Driving range, safety, and cost remain the biggest hurdles in the way of mass electric vehicle (EV) adoption. Innovative approaches to EV battery manufacturing present the opportunity to maximize stored energy relative to the weight of EVs, allowing for up to three times the driving range. These new battery chemistries and designs prevent overheating, are immune to catastrophic failure, and can be incorporated into the structure of a vehicle to improve strength in some cases. Much of this can be accomplished at a 30% lower cost compared to conventional batteries, thus bolstering widespread adoption of EVs.
Project Innovation + Advantages:
The National Renewable Energy Laboratory (NREL) is developing a low-cost battery system that uses safe and inexpensive organic energy storage materials that can be pumped in and out of the system. NREL’s battery, known as a “liquid-phase organic redox system,” uses newly developed non-flammable compounds from biological sources to reduce cost while improving the amount of energy that can be stored. The battery’s unique construction will enable a 5-minute “fast-charge” and promote long life by allowing for the rapid replacement of liquid electrodes. NREL anticipates an energy density of approximately 590 watt hours per liter with a cost of only $72 per kilowatt hour.

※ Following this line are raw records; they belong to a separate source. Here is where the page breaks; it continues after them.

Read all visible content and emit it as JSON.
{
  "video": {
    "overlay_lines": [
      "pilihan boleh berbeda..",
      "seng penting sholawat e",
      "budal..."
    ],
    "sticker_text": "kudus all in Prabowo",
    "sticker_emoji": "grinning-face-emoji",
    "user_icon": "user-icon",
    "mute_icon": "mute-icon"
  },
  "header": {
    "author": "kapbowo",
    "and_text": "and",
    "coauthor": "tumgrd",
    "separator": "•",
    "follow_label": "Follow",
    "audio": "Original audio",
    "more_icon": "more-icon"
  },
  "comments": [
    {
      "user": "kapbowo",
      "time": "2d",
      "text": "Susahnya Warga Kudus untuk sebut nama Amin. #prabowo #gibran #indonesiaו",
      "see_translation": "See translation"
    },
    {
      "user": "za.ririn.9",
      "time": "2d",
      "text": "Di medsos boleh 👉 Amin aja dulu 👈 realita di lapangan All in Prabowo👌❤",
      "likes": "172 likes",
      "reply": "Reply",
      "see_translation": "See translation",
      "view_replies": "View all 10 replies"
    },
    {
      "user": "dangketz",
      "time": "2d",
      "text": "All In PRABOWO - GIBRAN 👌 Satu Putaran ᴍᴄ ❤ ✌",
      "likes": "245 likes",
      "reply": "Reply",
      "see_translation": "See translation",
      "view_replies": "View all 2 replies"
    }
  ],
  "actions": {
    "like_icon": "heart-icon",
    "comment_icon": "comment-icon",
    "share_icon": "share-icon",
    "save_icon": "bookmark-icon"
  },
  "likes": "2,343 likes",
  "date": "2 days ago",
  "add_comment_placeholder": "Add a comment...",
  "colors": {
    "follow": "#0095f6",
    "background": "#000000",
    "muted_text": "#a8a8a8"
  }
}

If successful, NREL’s liquid organic electrodes would improve the energy density, safety, and rechargeability of EV batteries while reducing manufacturing costs through the use of inexpensive materials.
The mass adoption of EVs would diminish the demand for petroleum, dramatically reducing U.S. dependence on foreign oil.
Greater use of EVs would reduce U.S. greenhouse gas emissions, 28% of which come from the transportation sector.
Technological advancements from the RANGE program could enable EVs to travel significantly further on a single charge at a much lower cost than that of current EVs and conventional vehicles.